The former CART champion and Formula One racer that lost his legs in 2001 – only to return to the track in touring cars and become a Paralympic gold medalist in handcycling, just completed the Ironman World Championship triathlon in Kailua-Kona, Hawaii.
Zanardi ranked 272nd out of 2,187 competitors that finished the competition, which begins with a 2.4-mile swim, continues with a 112-mile bicycle ride, and ends with a 26.2-mile marathon run.
With no legs, Zanardi utilized a wet vest for the swimming portion that allowed him to keep his body floating and in the right position.

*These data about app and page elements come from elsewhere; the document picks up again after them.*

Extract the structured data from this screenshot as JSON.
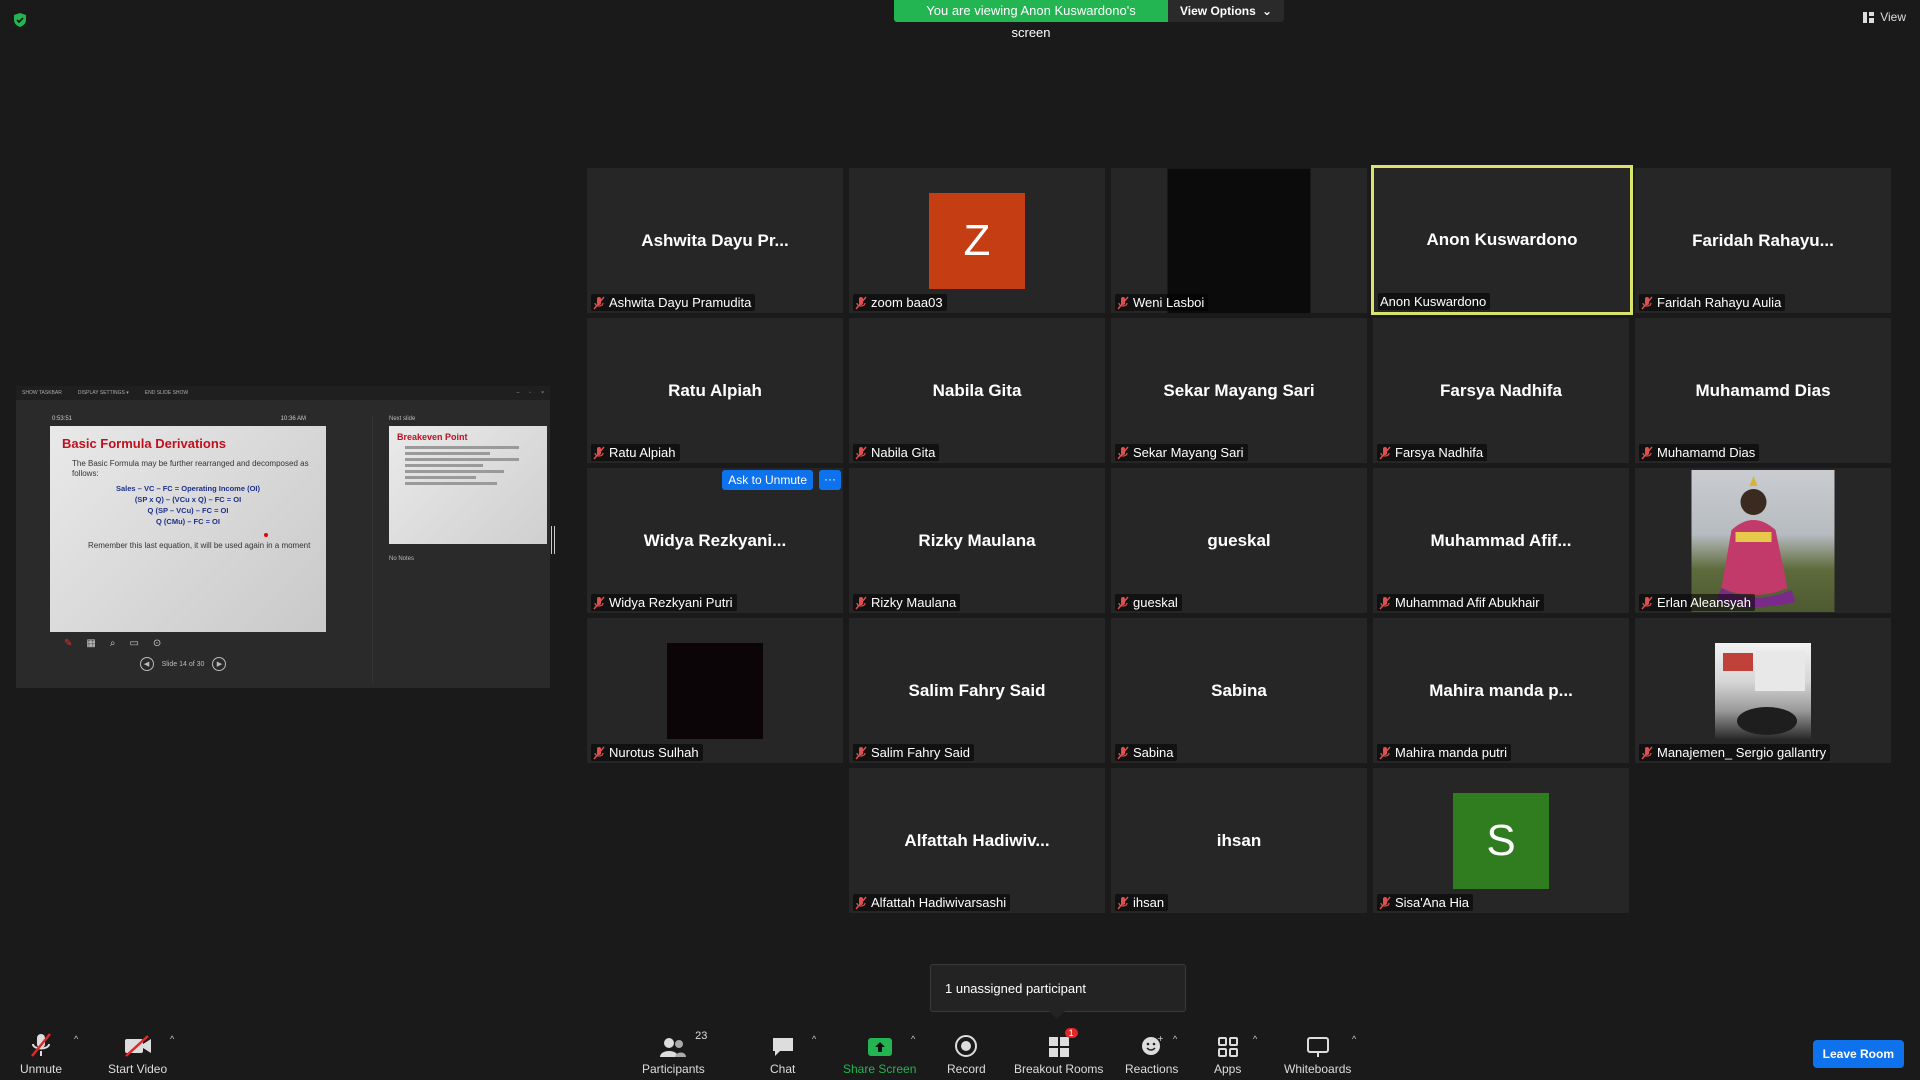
{
  "banner": {
    "viewing_text": "You are viewing Anon Kuswardono's screen",
    "view_options": "View Options"
  },
  "top_view_label": "View",
  "shared_screen": {
    "taskbar_items": [
      "SHOW TASKBAR",
      "DISPLAY SETTINGS ▾",
      "END SLIDE SHOW"
    ],
    "elapsed": "0:53:51",
    "clock": "10:36 AM",
    "slide_title": "Basic Formula Derivations",
    "slide_bullet": "The Basic Formula may be further rearranged and decomposed as follows:",
    "slide_equations": [
      "Sales – VC – FC = Operating Income (OI)",
      "(SP x Q) – (VCu x Q) – FC = OI",
      "Q (SP – VCu) – FC = OI",
      "Q (CMu) – FC = OI"
    ],
    "slide_remember": "Remember this last equation, it will be used again in a moment",
    "slide_counter": "Slide 14 of 30",
    "next_label": "Next slide",
    "next_title": "Breakeven Point",
    "notes": "No Notes"
  },
  "tiles": [
    {
      "display": "Ashwita Dayu Pr...",
      "label": "Ashwita Dayu Pramudita",
      "muted": true
    },
    {
      "display": "",
      "avatar": "Z",
      "avatar_color": "#c53d13",
      "label": "zoom baa03",
      "muted": true
    },
    {
      "display": "",
      "video": "dark",
      "label": "Weni Lasboi",
      "muted": true
    },
    {
      "display": "Anon Kuswardono",
      "label": "Anon Kuswardono",
      "muted": false,
      "active": true
    },
    {
      "display": "Faridah  Rahayu...",
      "label": "Faridah Rahayu Aulia",
      "muted": true
    },
    {
      "display": "Ratu Alpiah",
      "label": "Ratu Alpiah",
      "muted": true
    },
    {
      "display": "Nabila Gita",
      "label": "Nabila Gita",
      "muted": true
    },
    {
      "display": "Sekar Mayang Sari",
      "label": "Sekar Mayang Sari",
      "muted": true
    },
    {
      "display": "Farsya Nadhifa",
      "label": "Farsya Nadhifa",
      "muted": true
    },
    {
      "display": "Muhamamd Dias",
      "label": "Muhamamd Dias",
      "muted": true
    },
    {
      "display": "Widya  Rezkyani...",
      "label": "Widya Rezkyani Putri",
      "muted": true,
      "ask_unmute": "Ask to Unmute"
    },
    {
      "display": "Rizky Maulana",
      "label": "Rizky Maulana",
      "muted": true
    },
    {
      "display": "gueskal",
      "label": "gueskal",
      "muted": true
    },
    {
      "display": "Muhammad  Afif...",
      "label": "Muhammad Afif Abukhair",
      "muted": true
    },
    {
      "display": "",
      "video": "photo-person",
      "label": "Erlan Aleansyah",
      "muted": true
    },
    {
      "display": "",
      "video": "black",
      "label": "Nurotus Sulhah",
      "muted": true
    },
    {
      "display": "Salim Fahry Said",
      "label": "Salim Fahry Said",
      "muted": true
    },
    {
      "display": "Sabina",
      "label": "Sabina",
      "muted": true
    },
    {
      "display": "Mahira manda p...",
      "label": "Mahira manda putri",
      "muted": true
    },
    {
      "display": "",
      "video": "photo-room",
      "label": "Manajemen_ Sergio gallantry",
      "muted": true
    },
    {
      "display": "Alfattah  Hadiwiv...",
      "label": "Alfattah Hadiwivarsashi",
      "muted": true
    },
    {
      "display": "ihsan",
      "label": "ihsan",
      "muted": true
    },
    {
      "display": "",
      "avatar": "S",
      "avatar_color": "#2f7d1f",
      "label": "Sisa'Ana Hia",
      "muted": true
    }
  ],
  "tooltip": "1 unassigned participant",
  "toolbar": {
    "unmute": "Unmute",
    "start_video": "Start Video",
    "participants": "Participants",
    "participants_count": "23",
    "chat": "Chat",
    "share_screen": "Share Screen",
    "record": "Record",
    "breakout_rooms": "Breakout Rooms",
    "breakout_badge": "1",
    "reactions": "Reactions",
    "apps": "Apps",
    "whiteboards": "Whiteboards",
    "leave_room": "Leave Room"
  },
  "colors": {
    "accent": "#0e72ed",
    "share_green": "#23b551",
    "active_speaker": "#d9e56a",
    "mute_red": "#e02828"
  }
}
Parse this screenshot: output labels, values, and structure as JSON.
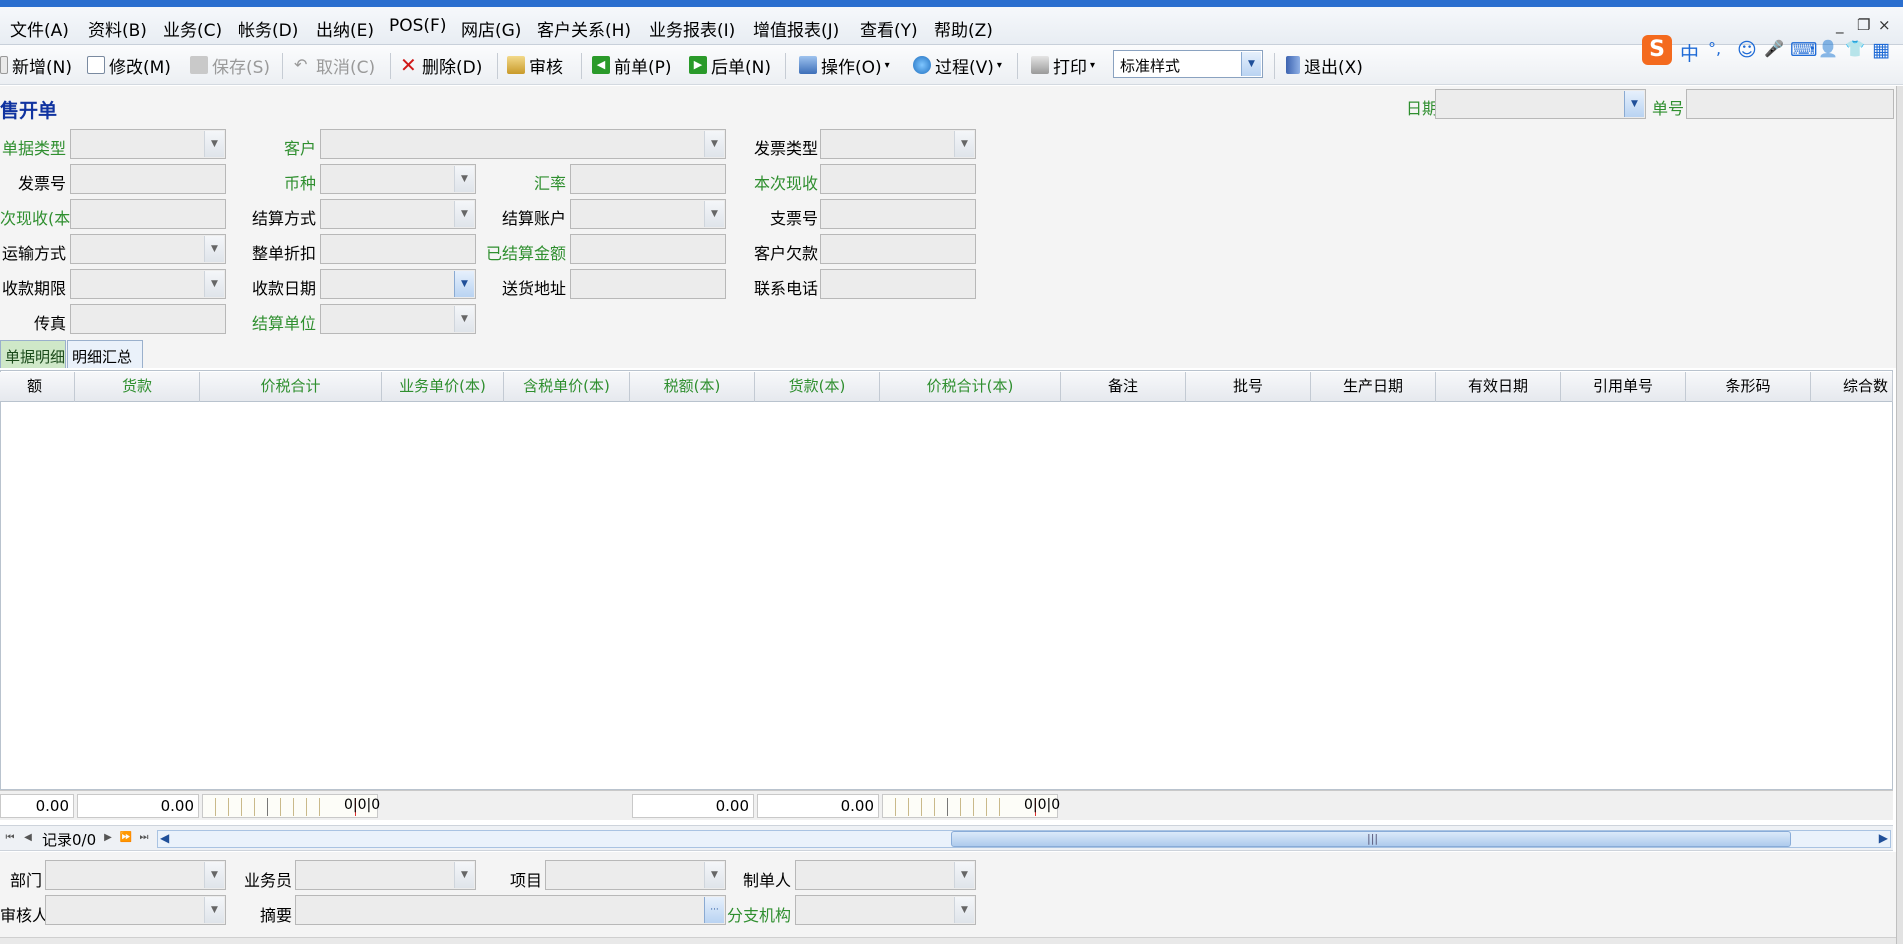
{
  "menu": {
    "items": [
      "文件(A)",
      "资料(B)",
      "业务(C)",
      "帐务(D)",
      "出纳(E)",
      "POS(F)",
      "网店(G)",
      "客户关系(H)",
      "业务报表(I)",
      "增值报表(J)",
      "查看(Y)",
      "帮助(Z)"
    ],
    "win_min": "_",
    "win_restore": "❐",
    "win_close": "×"
  },
  "toolbar": {
    "new": "新增(N)",
    "edit": "修改(M)",
    "save": "保存(S)",
    "cancel": "取消(C)",
    "delete": "删除(D)",
    "audit": "审核",
    "prev": "前单(P)",
    "next": "后单(N)",
    "operate": "操作(O)",
    "process": "过程(V)",
    "print": "打印",
    "style_value": "标准样式",
    "exit": "退出(X)"
  },
  "ime": {
    "logo": "S",
    "lang": "中",
    "punct": "°,",
    "emoji": "☺",
    "mic": "🎤",
    "keyboard": "⌨",
    "user": "👤",
    "shirt": "👕",
    "grid": "▦"
  },
  "form": {
    "title": "售开单",
    "date_label": "日期",
    "no_label": "单号",
    "doc_type": "单据类型",
    "customer": "客户",
    "invoice_type": "发票类型",
    "invoice_no": "发票号",
    "currency": "币种",
    "rate": "汇率",
    "cur_receipt": "本次现收",
    "cur_receipt_base": "次现收(本)",
    "settle_method": "结算方式",
    "settle_account": "结算账户",
    "check_no": "支票号",
    "transport": "运输方式",
    "discount": "整单折扣",
    "settled_amount": "已结算金额",
    "cust_debt": "客户欠款",
    "receipt_term": "收款期限",
    "receipt_date": "收款日期",
    "ship_addr": "送货地址",
    "phone": "联系电话",
    "fax": "传真",
    "settle_unit": "结算单位"
  },
  "tabs": [
    "单据明细",
    "明细汇总"
  ],
  "grid": {
    "columns": [
      "额",
      "货款",
      "价税合计",
      "业务单价(本)",
      "含税单价(本)",
      "税额(本)",
      "货款(本)",
      "价税合计(本)",
      "备注",
      "批号",
      "生产日期",
      "有效日期",
      "引用单号",
      "条形码",
      "综合数"
    ]
  },
  "sums": {
    "s1": "0.00",
    "s2": "0.00",
    "r1": "0|0|0",
    "s3": "0.00",
    "s4": "0.00",
    "r2": "0|0|0"
  },
  "nav": {
    "record": "记录0/0"
  },
  "footer": {
    "dept": "部门",
    "salesman": "业务员",
    "project": "项目",
    "maker": "制单人",
    "auditor": "审核人",
    "summary": "摘要",
    "branch": "分支机构",
    "ellipsis": "···"
  }
}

He finished the swim in 1 hour, eight minutes, 43 seconds.
In this video he talks about the entire triathlon, especially the swimming portion: (Hat tip to Rainier Negri for the video link! )
Then came the biking portion, which he tackled with his self-developed handcycle and completed in six hours, seven minutes, and 51 seconds.
Lastly came the marathon. Zanardi used an Olympic wheelchair to travel that course in two hours, 24 minutes, and 50 seconds – adding up to an overall Ironman time of nine hours, 47 minutes, 14 seconds.
After crossing the finish line, Zanardi expressed his happiness on Twitter:
What a feel: thousands of people cheering you at the line and the speaker shouting: Alex Zanardi, YOU are an IRONMAN! pic.twitter.com/FS0cIV9hrP
— alex zanardi (@lxznr) October 12, 2014
In a release from BMW (for whom Zanardi races for in touring cars), he said he would “treasure this day in my heart for the rest of my life.”
“I am very proud of my performance,” he added. “The last 300 meters were worth everything, they were worth being here for. I don’t know if everybody got cheered the same way, but when I passed down that narrow lane, I have never experienced anything like that. It was amazing.
“I was always close to crying. I am not an emotional guy for these types of things, but this was very special.”
As you’d figure with the Ironman, it wasn’t easy. Zanardi said he was knocked around a bit during the open water swim, and once he got to the handcycle, he had to deal with ever-shifting winds along a course he regarded as one that “goes forever, forever, and forever.”
“It is terrible,” Zanardi explained about the cycling portion. “In the marathon, you think ‘Okay, I am there. ‘Every kilometer, you look in your little computer and you say ‘Yes, one less, one less, one less’. But to go 180 kilometers with the handcycle and to count down the kilometers takes forever. I did not know what to do to keep my mind busy.”
The challenges continued for Zanardi on the Olympic wheelchair during the marathon.
“The running part, which I completed with the wheelchair, was not that bad considering the fact that I had to do it after such a long race with the handcycle,” he said. “I was having problems climbing Palani Road, because my sweat dropped on the rims and so I had no grip on the gloves and my hands were sliding. But I can be satisfied with my time.”
However, even though he’s proud of his efforts, Zanardi revealed that he would be lying if he said he wasn’t hoping to finish the triathlon in under nine hours.
We wouldn’t be surprised to report that he accomplished said goal following his next Ironman, whenever that may be.
But for now, Zanardi will go back to being a racer again. He’ll be competing in next week’s Blancpain Sprint Series event at Zolder in Belgium.